“The ruling is disappointing since for years the SBA has recognized women-owned businesses as a leading engine of the economy,” says Geri Swift, president of the East Coast regional affiliate chapter of Women’s Business Enterprise National Council, an advocacy group. The SBA also proposed that in order for an agency to set aside a new contract under the new guidelines, the procuring agency would have to conduct an appropriate analysis of its own procurement history to demonstrate past discrimination against women-owned small businesses. “The proposed ruling will create a barrier for women’s businesses that are a source of economic growth,” Swift says. “Women-owned firms have grown two times the rate of all firms.”
The Equity in Contracting for Women Act of 2000 mandates that federal agencies award up to 5 percent of their contracts to women-owned enterprises. SBA Administrator Steven Preston says the proposed rule follows a recent comprehensive review of current federal contracting guidelines by the National Academy of Sciences, a court case, an independent study by the Rand Corp. and another study by the SBA itself. “The studies showed that women-owned businesses were [significantly] underrepresented in defense-related contracting categories. Our responsibility is to implement the  statute in a constitutional manner and that is what we’ve done,” he says.

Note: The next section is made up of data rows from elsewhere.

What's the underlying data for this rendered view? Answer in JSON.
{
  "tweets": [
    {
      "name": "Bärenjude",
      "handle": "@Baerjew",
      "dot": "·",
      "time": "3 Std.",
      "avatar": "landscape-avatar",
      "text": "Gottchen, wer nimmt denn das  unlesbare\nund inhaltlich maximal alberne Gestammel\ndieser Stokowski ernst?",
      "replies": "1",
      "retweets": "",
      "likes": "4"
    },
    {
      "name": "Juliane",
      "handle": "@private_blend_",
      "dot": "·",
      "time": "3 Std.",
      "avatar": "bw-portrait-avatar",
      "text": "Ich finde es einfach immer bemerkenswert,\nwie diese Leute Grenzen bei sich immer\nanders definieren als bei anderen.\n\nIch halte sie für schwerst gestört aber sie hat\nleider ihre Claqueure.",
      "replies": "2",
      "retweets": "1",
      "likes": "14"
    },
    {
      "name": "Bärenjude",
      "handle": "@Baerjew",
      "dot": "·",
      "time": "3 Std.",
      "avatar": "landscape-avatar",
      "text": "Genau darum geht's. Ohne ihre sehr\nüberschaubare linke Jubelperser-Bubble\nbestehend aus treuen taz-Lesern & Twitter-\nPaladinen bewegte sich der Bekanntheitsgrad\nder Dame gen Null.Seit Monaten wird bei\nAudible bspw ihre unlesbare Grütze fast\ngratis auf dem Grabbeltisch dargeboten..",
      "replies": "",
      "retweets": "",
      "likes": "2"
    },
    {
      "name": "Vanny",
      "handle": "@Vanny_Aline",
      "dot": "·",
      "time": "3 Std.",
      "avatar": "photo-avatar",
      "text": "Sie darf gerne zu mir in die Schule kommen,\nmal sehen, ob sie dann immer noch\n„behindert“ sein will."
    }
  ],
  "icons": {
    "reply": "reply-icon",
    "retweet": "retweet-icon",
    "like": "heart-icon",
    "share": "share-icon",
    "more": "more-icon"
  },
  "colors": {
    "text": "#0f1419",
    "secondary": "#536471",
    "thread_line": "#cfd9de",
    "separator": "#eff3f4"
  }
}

The most current statistics put the number of businesses owned and operated by women at about 10.4 million in 2006. Of these, 2.4 million are owned by women of color, employing 1.6 million people and generating about $230 billion in revenue annually. WBENC officials argue that women-owned firms account for 41 percent of all privately held firms, but receive only 3.3 percent of federal contracts. The difference between 5 percent and 3.3 percent in federal spending amounted to roughly $7.5 billion in 2006, they say. “The government can take a lesson from America’s corporations that are leveling the playing field for women’s business enterprises setting goals and implementing best practice processes,” says Linda Denny, WBENC’s national president. “Those corporations have been rewarded with greater quality products and services.”
Preston insists that federal contracting dollars with WBEs has increased and likely will continue to do so, despite the proposed legislation. SBA figures show that prime-contract dollars to WBEs rose to almost $12 billion in 2006 from $4.6 billion in 2000 and that WBE procurements in 2007 stood at 7 percent, exceeding the agency’s 5 percent goal. “The better way to increase women-owned businesses’ share of federal contracts is to get such firms ready to perform federal contracts and ensure they are registered firms,” Preston says.
By Glenn Townes